Haley has been investing time and money in individual states, but the primary calendar demands a different approach. The structural problem involves turning out moderates and independents who supported her in New Hampshire in states where they are less abundant.
Despite the door technically being open for her to challenge former President Donald Trump, the window of opportunity is closing rapidly.
Some Republicans, including RNC Chair Ronna McDaniel, have declared the primary effectively over, prompting discussions about calling Trump the presumptive nominee. While the term is typically used when a candidate has won the majority of delegates, Trump’s early victories and polling leads position him favorably.
Haley’s campaign remains optimistic about competing in Super Tuesday states, emphasizing her past success in winning gubernatorial elections in South Carolina. They also express confidence in Michigan’s primary and highlight more favorable demographics in certain March 5 Super Tuesday states.
Super Tuesday holds particular significance this year, with 16 states and territories voting, constituting 36 percent of total delegates. This includes California and Texas, the two most populous states.
While both are not technically winner-take-all, they are likely to function that way in a two-candidate race. Trump’s strength among registered Republicans in these states could further solidify his lead.
The Michigan primary, a focus for the Haley campaign, comes with a caveat as most delegates will be awarded at a party convention. Even if Haley were to win the primary, Trump could secure more delegates from friendly party insiders.
Trump has the potential to build a massive delegate lead by Super Tuesday, with projections based on polling showing him ahead of Haley outside the states that have already voted. A privately conducted poll in South Carolina indicated a significant lead for Trump, and the national polling average has him ahead by 56 points.

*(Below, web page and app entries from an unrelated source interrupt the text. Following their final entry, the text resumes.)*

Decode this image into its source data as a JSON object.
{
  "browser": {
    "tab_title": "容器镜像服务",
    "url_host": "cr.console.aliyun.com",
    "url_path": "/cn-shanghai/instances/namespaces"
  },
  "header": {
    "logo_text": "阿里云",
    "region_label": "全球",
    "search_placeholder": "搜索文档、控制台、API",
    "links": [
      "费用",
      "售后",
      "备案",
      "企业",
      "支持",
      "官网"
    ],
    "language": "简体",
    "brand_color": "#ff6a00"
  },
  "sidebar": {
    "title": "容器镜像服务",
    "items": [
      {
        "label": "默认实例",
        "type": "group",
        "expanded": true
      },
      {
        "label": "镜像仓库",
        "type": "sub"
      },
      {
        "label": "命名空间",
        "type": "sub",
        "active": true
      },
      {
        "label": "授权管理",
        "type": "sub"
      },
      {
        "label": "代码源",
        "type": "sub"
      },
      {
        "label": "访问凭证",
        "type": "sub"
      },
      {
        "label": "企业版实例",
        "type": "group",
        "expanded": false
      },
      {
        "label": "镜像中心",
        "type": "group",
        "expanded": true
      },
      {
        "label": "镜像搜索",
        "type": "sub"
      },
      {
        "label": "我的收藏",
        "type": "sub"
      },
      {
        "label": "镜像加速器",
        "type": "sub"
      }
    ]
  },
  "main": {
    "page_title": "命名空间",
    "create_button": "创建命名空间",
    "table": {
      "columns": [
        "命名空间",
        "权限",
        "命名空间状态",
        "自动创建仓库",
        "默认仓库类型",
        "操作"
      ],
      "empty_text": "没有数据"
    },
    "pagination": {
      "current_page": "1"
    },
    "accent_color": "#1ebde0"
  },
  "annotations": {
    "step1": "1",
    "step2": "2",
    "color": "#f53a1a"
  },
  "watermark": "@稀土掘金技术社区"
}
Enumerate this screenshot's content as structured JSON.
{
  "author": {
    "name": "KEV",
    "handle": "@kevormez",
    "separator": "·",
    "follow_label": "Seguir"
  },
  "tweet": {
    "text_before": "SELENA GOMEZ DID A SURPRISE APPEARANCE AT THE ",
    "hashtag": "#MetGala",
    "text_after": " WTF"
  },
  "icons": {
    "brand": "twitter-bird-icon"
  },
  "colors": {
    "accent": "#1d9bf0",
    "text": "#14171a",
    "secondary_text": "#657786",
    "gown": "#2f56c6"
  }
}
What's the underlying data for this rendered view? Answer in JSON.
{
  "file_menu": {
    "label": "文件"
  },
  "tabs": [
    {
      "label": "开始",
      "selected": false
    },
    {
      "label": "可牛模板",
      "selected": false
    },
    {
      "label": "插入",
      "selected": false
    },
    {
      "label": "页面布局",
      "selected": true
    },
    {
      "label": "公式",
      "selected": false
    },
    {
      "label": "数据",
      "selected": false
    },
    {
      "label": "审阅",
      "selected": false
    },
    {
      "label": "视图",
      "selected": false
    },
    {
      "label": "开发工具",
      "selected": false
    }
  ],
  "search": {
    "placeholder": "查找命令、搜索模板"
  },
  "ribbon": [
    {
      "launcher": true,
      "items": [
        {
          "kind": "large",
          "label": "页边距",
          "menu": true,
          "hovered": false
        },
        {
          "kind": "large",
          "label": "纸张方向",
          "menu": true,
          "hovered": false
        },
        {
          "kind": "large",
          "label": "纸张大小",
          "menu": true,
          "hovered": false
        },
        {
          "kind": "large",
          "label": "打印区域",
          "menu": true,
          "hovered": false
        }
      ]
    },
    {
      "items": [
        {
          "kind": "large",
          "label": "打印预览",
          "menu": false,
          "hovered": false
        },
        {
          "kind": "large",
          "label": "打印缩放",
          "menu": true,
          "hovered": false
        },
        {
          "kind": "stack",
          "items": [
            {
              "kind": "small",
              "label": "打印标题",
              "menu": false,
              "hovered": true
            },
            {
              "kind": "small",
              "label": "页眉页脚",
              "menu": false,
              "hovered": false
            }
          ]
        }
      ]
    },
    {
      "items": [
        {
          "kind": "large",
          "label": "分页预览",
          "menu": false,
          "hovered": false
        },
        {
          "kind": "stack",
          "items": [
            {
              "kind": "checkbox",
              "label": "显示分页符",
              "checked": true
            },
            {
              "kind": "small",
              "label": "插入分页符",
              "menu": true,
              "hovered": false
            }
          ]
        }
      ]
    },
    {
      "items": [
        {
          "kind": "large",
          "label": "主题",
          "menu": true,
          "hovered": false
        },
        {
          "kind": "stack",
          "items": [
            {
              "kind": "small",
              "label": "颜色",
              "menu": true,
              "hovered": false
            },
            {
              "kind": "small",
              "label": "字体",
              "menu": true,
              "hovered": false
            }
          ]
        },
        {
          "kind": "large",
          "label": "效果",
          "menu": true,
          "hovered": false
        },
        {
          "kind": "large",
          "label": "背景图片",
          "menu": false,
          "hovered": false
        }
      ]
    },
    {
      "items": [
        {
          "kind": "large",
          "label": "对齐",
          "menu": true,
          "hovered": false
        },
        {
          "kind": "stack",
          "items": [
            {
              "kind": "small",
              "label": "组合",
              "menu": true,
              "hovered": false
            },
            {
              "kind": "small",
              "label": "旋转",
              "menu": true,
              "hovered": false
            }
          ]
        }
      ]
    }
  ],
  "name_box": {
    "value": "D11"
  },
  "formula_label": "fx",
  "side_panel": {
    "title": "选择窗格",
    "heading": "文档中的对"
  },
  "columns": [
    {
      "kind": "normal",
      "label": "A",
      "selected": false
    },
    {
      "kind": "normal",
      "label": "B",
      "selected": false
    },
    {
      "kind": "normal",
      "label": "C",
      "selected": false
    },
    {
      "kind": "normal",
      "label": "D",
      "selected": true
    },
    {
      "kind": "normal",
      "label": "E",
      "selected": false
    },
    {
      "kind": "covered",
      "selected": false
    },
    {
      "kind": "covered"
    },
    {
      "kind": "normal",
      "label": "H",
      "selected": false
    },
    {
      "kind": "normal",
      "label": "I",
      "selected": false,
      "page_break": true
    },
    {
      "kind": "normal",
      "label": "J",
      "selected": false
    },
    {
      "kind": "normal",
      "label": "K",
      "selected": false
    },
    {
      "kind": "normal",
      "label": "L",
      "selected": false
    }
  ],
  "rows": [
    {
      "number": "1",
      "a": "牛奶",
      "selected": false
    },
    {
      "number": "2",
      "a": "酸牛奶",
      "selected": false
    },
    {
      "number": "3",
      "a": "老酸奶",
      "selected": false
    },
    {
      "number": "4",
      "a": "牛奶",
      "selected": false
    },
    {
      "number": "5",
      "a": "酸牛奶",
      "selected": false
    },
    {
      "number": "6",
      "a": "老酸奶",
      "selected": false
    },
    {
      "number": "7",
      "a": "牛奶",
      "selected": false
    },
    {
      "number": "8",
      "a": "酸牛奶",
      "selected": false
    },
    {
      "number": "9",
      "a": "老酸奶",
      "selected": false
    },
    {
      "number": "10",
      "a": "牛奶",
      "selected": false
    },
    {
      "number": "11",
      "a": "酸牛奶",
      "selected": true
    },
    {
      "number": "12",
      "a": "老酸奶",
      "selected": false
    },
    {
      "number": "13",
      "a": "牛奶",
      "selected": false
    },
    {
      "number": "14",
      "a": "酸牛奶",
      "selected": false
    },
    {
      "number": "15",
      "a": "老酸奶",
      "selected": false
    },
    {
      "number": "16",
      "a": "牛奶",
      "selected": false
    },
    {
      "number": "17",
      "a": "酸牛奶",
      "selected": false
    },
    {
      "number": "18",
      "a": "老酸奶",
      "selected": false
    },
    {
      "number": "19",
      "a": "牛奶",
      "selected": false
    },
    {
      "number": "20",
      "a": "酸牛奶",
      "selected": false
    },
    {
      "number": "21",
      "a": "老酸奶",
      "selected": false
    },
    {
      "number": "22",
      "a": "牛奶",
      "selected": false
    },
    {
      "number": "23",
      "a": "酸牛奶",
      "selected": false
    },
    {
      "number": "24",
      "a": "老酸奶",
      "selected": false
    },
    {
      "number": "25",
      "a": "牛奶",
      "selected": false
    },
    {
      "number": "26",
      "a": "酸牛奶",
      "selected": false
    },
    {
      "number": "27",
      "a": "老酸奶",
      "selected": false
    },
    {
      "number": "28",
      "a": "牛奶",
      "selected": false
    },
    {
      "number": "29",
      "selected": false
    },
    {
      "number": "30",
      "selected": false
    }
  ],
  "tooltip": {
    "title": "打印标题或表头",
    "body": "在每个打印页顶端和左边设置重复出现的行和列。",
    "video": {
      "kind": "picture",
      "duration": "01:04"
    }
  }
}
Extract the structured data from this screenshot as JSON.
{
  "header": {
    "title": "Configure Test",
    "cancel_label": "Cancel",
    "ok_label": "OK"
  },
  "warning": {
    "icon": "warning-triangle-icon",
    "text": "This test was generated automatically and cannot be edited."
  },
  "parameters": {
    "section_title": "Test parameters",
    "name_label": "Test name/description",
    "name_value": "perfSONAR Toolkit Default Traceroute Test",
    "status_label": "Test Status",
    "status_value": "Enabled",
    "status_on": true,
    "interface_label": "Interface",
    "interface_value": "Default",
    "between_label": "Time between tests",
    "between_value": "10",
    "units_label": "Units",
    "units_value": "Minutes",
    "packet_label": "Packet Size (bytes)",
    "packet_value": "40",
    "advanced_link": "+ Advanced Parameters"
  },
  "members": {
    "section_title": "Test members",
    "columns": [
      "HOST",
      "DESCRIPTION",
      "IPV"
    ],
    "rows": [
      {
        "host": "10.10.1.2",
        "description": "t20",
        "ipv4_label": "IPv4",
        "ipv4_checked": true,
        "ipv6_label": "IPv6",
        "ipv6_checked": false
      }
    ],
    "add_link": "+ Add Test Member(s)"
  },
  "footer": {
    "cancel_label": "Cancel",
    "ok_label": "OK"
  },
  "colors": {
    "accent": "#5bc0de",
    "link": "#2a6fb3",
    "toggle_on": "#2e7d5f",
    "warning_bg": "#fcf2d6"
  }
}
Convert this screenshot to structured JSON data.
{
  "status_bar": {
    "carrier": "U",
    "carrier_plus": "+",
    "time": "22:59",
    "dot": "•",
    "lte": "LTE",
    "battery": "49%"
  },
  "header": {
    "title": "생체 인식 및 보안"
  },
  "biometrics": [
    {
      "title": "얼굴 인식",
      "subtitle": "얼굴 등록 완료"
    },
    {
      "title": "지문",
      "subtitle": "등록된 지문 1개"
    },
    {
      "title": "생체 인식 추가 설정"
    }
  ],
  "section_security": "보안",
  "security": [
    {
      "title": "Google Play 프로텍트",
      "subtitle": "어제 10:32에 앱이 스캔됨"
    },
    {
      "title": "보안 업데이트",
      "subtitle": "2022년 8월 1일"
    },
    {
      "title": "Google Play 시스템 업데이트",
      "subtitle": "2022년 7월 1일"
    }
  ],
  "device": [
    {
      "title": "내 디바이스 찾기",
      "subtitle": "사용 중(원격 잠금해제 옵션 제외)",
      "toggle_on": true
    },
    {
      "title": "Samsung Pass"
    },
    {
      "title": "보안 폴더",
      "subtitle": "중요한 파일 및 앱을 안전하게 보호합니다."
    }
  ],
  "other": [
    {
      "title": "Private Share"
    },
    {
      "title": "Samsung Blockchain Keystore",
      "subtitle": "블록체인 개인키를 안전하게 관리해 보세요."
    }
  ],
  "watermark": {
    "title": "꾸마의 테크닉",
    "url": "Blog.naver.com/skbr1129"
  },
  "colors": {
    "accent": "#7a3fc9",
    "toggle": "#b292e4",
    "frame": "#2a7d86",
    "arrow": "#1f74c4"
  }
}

As the campaign progresses, Haley’s team faces increasing pressure to adapt to evolving dynamics and find effective strategies to compete on a broader scale. The challenges, both structural and political, make the path to securing the nomination more daunting for Nikki Haley.